Leave out the pictures and output the data verbatim.

Web page and app entries:
===============

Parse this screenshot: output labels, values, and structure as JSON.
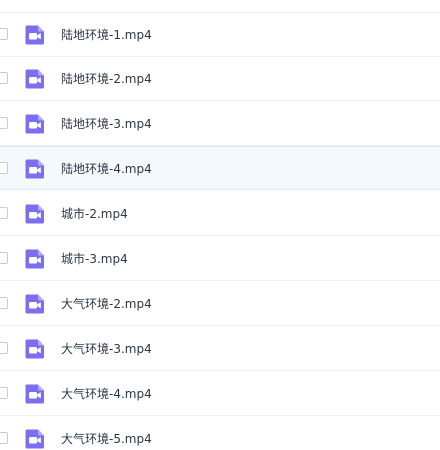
{
  "file_list": {
    "items": [
      {
        "name": "陆地环境-1.mp4",
        "icon": "video-file-icon",
        "selected": false,
        "highlighted": false
      },
      {
        "name": "陆地环境-2.mp4",
        "icon": "video-file-icon",
        "selected": false,
        "highlighted": false
      },
      {
        "name": "陆地环境-3.mp4",
        "icon": "video-file-icon",
        "selected": false,
        "highlighted": false
      },
      {
        "name": "陆地环境-4.mp4",
        "icon": "video-file-icon",
        "selected": false,
        "highlighted": true
      },
      {
        "name": "城市-2.mp4",
        "icon": "video-file-icon",
        "selected": false,
        "highlighted": false
      },
      {
        "name": "城市-3.mp4",
        "icon": "video-file-icon",
        "selected": false,
        "highlighted": false
      },
      {
        "name": "大气环境-2.mp4",
        "icon": "video-file-icon",
        "selected": false,
        "highlighted": false
      },
      {
        "name": "大气环境-3.mp4",
        "icon": "video-file-icon",
        "selected": false,
        "highlighted": false
      },
      {
        "name": "大气环境-4.mp4",
        "icon": "video-file-icon",
        "selected": false,
        "highlighted": false
      },
      {
        "name": "大气环境-5.mp4",
        "icon": "video-file-icon",
        "selected": false,
        "highlighted": false
      }
    ]
  },
  "colors": {
    "video_icon": "#7b6ff0",
    "highlight_row": "#f4f9fe",
    "text": "#2f3744"
  }
}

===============

Problem solution:
Parse this screenshot: output labels, values, and structure as JSON.
{
  "file_list": {
    "items": [
      {
        "name": "陆地环境-1.mp4",
        "icon": "video-file-icon",
        "selected": false,
        "highlighted": false
      },
      {
        "name": "陆地环境-2.mp4",
        "icon": "video-file-icon",
        "selected": false,
        "highlighted": false
      },
      {
        "name": "陆地环境-3.mp4",
        "icon": "video-file-icon",
        "selected": false,
        "highlighted": false
      },
      {
        "name": "陆地环境-4.mp4",
        "icon": "video-file-icon",
        "selected": false,
        "highlighted": true
      },
      {
        "name": "城市-2.mp4",
        "icon": "video-file-icon",
        "selected": false,
        "highlighted": false
      },
      {
        "name": "城市-3.mp4",
        "icon": "video-file-icon",
        "selected": false,
        "highlighted": false
      },
      {
        "name": "大气环境-2.mp4",
        "icon": "video-file-icon",
        "selected": false,
        "highlighted": false
      },
      {
        "name": "大气环境-3.mp4",
        "icon": "video-file-icon",
        "selected": false,
        "highlighted": false
      },
      {
        "name": "大气环境-4.mp4",
        "icon": "video-file-icon",
        "selected": false,
        "highlighted": false
      },
      {
        "name": "大气环境-5.mp4",
        "icon": "video-file-icon",
        "selected": false,
        "highlighted": false
      }
    ]
  },
  "colors": {
    "video_icon": "#7b6ff0",
    "highlight_row": "#f4f9fe",
    "text": "#2f3744"
  }
}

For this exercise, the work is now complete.